|Abstract: ||In Canada, the non-recognition of foreign credentials remains a considerable policy issue as well as a challenge for skilled immigrants. Many studies have shed light on the difficulties that foreign professionals face when seeking a placement in the Canadian job market. This thesis focused on the experiences of professional women from Morocco on the basis of the premise that every racialized group’s immigration experience deserves a space in the literature to voice their realities and inspire policy considerations. As a result, this study focused on examining the experiences of Moroccan women in the Canadian job market and the impact thereof, on their socio-economic status, and as such, health and well-being.
In order to effectively capture the experiences of this particular community, a fieldwork study was conducted in the form of semi-structured individual interviews with twelve women who immigrated to Canada from Morocco with professional qualifications.
Based on the participants’ accounts, I described that systemic discrimination as manifested in Othering and racialization remain major obstacles to the realization of equal access in the Canadian labour market.

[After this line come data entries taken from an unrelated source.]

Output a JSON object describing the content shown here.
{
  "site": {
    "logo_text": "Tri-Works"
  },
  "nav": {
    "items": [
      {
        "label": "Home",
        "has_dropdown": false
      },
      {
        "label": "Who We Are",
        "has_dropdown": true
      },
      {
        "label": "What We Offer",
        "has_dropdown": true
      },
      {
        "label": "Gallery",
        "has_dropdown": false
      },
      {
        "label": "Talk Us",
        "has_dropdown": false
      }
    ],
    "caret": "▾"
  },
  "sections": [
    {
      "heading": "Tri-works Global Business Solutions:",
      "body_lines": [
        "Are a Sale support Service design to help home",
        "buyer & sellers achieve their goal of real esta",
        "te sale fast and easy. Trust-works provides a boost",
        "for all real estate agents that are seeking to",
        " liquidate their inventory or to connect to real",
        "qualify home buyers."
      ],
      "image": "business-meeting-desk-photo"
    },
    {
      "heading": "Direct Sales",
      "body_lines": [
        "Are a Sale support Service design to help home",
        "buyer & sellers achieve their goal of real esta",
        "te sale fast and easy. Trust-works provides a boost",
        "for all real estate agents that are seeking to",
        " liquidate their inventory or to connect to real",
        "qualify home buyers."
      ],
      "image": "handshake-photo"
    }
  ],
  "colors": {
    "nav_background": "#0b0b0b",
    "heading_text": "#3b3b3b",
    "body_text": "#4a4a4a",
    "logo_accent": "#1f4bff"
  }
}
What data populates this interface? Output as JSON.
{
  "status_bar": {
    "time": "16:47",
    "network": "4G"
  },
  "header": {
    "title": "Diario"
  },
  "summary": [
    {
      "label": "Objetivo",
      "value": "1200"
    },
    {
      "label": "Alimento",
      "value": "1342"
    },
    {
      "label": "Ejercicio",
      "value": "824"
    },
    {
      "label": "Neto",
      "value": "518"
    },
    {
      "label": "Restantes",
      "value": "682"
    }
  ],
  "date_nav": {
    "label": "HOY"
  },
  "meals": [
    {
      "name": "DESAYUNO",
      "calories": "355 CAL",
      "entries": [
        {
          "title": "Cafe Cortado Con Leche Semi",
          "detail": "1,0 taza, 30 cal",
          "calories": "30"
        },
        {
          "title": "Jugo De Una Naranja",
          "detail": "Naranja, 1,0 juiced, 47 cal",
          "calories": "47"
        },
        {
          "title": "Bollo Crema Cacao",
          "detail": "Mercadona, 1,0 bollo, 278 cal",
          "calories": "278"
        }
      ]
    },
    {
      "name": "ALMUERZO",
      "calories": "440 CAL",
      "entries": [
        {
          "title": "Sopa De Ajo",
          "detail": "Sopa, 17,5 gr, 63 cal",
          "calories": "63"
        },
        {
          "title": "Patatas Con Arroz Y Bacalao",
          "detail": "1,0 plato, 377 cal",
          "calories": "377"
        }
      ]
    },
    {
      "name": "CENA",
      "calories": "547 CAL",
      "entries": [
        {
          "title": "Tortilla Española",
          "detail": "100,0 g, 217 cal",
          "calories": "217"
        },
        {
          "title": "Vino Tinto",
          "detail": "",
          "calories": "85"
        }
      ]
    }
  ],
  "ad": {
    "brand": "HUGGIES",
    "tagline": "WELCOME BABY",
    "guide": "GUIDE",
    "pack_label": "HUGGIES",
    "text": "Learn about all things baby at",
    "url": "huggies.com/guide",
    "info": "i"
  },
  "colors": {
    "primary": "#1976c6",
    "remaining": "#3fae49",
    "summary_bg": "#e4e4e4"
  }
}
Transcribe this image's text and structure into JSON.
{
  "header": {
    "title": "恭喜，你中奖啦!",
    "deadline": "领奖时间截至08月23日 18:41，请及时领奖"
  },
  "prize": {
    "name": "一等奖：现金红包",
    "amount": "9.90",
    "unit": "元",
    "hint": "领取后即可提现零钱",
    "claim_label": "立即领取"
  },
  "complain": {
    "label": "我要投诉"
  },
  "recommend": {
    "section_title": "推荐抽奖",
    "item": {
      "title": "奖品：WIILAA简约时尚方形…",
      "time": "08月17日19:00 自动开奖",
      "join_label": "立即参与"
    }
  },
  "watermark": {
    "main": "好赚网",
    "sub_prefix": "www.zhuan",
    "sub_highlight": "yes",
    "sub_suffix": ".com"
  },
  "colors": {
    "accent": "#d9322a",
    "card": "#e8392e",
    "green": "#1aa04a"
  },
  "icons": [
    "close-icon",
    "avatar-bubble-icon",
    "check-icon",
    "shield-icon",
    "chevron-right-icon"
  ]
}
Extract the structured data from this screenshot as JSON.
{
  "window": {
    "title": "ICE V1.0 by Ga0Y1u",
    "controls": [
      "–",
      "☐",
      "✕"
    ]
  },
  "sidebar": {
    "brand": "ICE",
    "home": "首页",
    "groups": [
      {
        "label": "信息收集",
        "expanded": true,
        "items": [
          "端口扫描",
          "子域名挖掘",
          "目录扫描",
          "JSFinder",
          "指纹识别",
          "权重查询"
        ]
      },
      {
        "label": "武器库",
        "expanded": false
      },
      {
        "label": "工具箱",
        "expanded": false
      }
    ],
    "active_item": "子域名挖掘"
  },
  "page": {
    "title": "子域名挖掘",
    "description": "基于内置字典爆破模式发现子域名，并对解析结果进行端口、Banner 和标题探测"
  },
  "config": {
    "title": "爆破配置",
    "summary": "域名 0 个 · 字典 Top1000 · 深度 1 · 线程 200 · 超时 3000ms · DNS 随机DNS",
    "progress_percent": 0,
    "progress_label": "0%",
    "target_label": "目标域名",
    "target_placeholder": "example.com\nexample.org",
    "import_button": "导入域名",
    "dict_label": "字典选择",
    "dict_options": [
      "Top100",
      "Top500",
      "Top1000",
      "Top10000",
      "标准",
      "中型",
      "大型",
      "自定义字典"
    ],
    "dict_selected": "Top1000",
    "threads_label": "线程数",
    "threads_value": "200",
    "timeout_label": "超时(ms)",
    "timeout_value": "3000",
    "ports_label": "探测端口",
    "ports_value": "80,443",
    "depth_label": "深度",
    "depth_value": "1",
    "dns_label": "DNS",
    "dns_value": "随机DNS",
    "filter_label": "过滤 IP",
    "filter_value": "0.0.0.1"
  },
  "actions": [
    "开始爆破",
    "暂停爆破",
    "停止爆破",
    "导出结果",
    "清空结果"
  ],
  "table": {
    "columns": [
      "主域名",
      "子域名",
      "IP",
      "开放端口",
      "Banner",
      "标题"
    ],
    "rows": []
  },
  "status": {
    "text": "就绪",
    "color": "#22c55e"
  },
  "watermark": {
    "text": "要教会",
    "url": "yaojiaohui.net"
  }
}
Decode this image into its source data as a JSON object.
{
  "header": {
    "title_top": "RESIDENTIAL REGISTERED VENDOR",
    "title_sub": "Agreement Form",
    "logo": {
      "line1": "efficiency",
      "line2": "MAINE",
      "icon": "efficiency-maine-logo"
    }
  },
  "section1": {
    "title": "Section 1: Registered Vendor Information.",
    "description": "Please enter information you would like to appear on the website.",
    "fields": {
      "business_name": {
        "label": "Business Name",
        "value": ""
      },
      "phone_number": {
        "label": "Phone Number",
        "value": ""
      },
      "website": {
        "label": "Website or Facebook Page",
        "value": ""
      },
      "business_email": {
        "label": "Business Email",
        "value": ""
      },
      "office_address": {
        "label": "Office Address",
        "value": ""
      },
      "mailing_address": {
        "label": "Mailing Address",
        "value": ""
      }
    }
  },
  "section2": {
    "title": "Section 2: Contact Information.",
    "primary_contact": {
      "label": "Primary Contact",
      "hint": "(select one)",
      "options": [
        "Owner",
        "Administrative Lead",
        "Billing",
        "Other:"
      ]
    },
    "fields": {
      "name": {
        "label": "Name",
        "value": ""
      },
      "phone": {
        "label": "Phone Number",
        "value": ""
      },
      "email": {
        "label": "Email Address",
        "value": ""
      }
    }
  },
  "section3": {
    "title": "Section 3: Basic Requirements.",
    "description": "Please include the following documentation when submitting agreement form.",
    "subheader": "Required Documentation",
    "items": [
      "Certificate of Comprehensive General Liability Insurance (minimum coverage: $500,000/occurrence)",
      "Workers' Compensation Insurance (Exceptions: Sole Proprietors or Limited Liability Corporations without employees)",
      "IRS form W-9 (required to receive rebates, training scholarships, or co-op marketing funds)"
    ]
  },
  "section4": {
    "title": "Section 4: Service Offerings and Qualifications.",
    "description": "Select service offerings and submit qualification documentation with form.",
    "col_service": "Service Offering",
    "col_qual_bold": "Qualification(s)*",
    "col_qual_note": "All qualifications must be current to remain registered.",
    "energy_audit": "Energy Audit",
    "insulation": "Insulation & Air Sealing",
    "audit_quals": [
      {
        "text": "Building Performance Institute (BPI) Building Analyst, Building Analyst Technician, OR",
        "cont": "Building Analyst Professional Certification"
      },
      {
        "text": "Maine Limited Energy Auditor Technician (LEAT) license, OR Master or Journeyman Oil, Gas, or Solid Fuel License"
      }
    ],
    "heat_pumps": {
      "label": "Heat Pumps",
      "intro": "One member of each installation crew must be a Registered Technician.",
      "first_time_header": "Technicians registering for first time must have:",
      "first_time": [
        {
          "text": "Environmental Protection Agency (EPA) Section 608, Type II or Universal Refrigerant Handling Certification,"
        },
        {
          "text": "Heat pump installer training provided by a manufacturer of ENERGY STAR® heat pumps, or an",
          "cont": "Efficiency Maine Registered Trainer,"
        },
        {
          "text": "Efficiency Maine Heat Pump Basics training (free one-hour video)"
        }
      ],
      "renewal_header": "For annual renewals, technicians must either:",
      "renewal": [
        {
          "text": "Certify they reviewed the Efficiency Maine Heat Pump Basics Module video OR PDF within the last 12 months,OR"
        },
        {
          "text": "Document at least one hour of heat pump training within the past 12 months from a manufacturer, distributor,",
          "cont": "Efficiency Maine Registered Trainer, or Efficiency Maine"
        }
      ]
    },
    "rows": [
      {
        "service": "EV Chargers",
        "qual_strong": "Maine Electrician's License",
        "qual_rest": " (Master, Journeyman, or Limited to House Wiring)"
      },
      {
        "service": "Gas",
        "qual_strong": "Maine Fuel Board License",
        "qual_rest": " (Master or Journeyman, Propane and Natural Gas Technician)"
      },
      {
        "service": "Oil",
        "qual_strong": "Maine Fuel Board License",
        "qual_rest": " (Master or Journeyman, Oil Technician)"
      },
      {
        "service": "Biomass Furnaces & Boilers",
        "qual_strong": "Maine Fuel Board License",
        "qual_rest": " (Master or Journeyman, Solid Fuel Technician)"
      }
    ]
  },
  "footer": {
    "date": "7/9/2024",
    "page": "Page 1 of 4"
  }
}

All in all, this research provides valuable insight into the plight of skilled immigrants in Canada and thus, offers strong policy recommendations to facilitate a more effective integration process for this group into the Canadian Job market.|